With resepct to global warming, Taylor looks at some of the claims for scientific consensus, and states, “But even if there actually were a consensus on this issue, it may very well be wrong.” This simply means that the majority can often be terribly wrong.

It is noteworthy that what holds true for consensus in the hard sciences also holds true for efforts in other fields. So, while Christians should take seriously the work of the Copenhagen Consensus, for example, there should not simply be an uncritical move from consensus to specific policy action. Christians are called to critically engage the efforts of science and economics, and the failure to do this on either count is an abdication of responsibility.

Jordan J. Ballor Jordan J. Ballor (Dr. theol., University of Zurich; Ph.D., Calvin Theological Seminary) is a senior research fellow and director of publishing at the Acton Institute for the Study of Religion & Liberty, where he also serves as executive editor the Journal of Markets & Morality. He is author of Get Your Hands Dirty: Essays on Christian Social Thought (and Action) (Wipf & Stock, 2013), Covenant, Causality, and Law: A Study in the Theology of Wolfgang Musculus (Vandenhoeck & Ruprecht, 2012) and Ecumenical Babel: Confusing Economic Ideology and the Church's Social Witness (Christian's Library Press, 2010), as well as editor of numerous works, including Abraham Kuyper Collected Works in Public Theology. Jordan is also associate director of the Junius Institute for Digital Reformation Research at Calvin Theological Seminary. He has authored articles in academic publications such as The Journal of Religion, Scottish Journal of Theology, Reformation & Renaissance Review, and Journal of Scholarly Publishing, and has written popular pieces for newspapers including the Detroit News, Orange County Register, and The Atlanta Journal-Constitution. In 2006, Jordan was profiled in the book, The Relevant Nation: 50 Activists, Artists And Innovators Who Are Changing The World Through Faith. Jordan's scholarly interests include Reformation studies, church-state relations, theological anthropology, social ethics, theology and economics, and research methodology. Jordan is a member of the Christian Reformed Church in North America (CRCNA), and he resides in Jenison, Michigan with his wife and three children.

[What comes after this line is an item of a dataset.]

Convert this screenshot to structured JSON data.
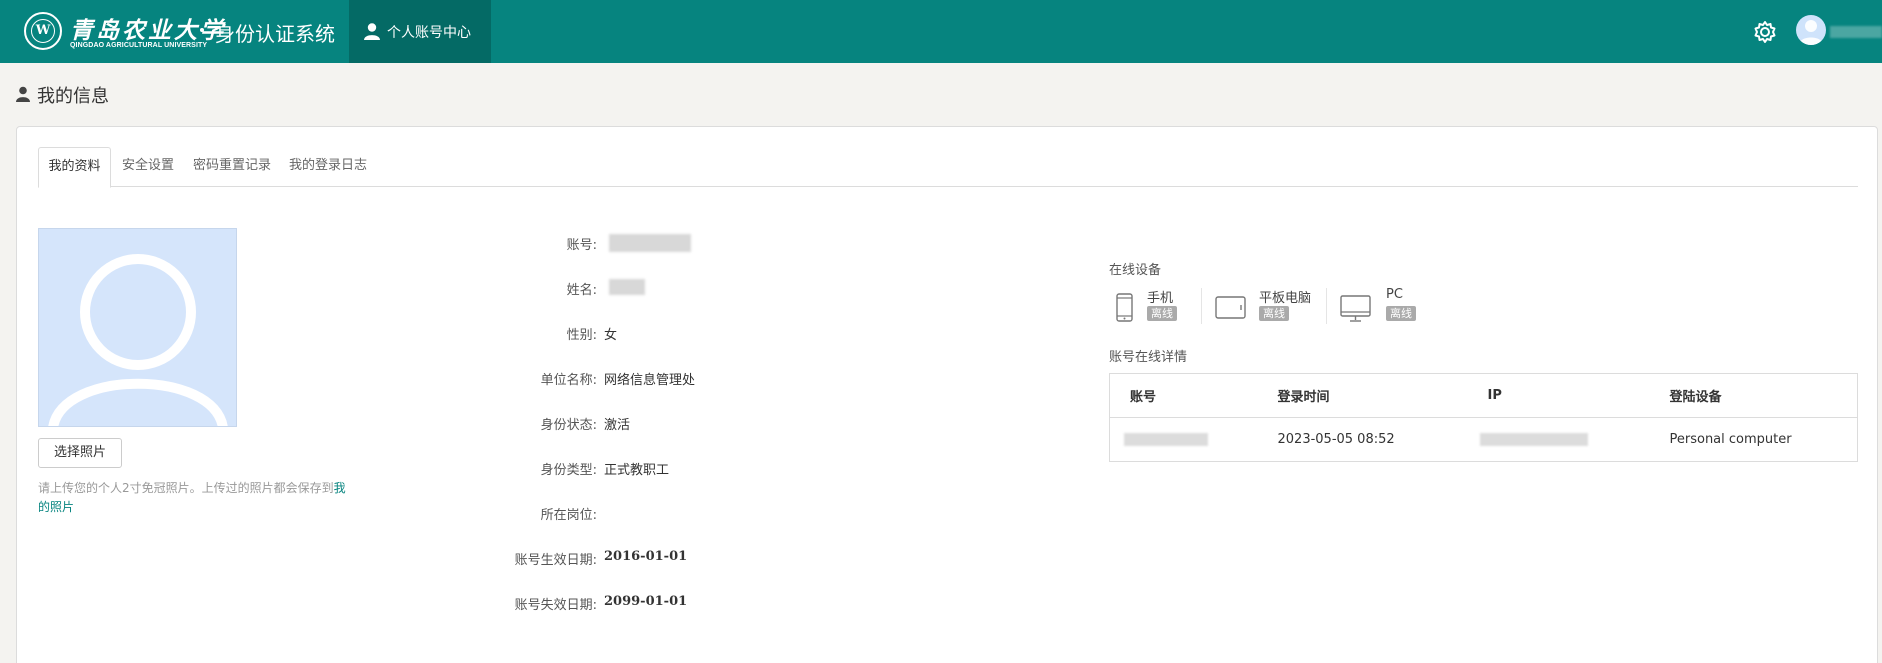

Comments

  • Alex J

    Regarding the scientific consensus on global climate change: It seems to me that there have been relatively few incidences of clear scientific consensus being fundamentally wrong. For successful challenge of the consensus view, there are probably a thousand that are either so bad that they don’t make it to peer-review, or are demonstrated to be flawed shortly after publishing. Other than George Taylor’s apparently rogue views on climate science, there is also the other side of the discussion to consider:

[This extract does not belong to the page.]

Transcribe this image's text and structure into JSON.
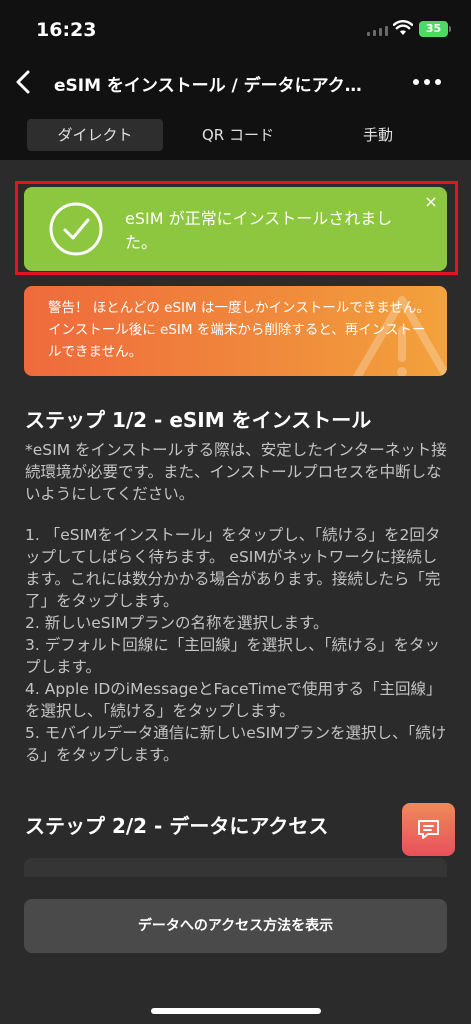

    http://www.realclimate.org/index.php?p=86

    http://mustelid.blogspot.com/2005/01/attacking-consensus.html

    http://www.realclimate.org/index.php?p=167

  • Dan Garsonnin

    I’m speculating here . . . but weren’t those admirable skeptics developing the new themes; opposing the old guard? Not too long ago the proponents of global warming were the new thought; the challengers of consensus. Now, thirty years later, they still seem to be the new thought, battling the old guard. The fact that there are now so many of them that they now comprise the consensus shouldn’t detract from their message. At what point does an emerging thought lose validity (in the eyes of a rebel) because it becomes a consensus. Yes, it’s fun to rebel. It appeals to a sense of self and assertion . . . but let us recognize these qualities for what they are and not mistake tham for veracity. I think there’s a hazard to rebounding too far.

    We can probably bat this back and forth for a long time — and I guess we will. It would help though, if those opposing scientist would host a commentary. Maybe I haven’t looked hard enough . . . .

    Dan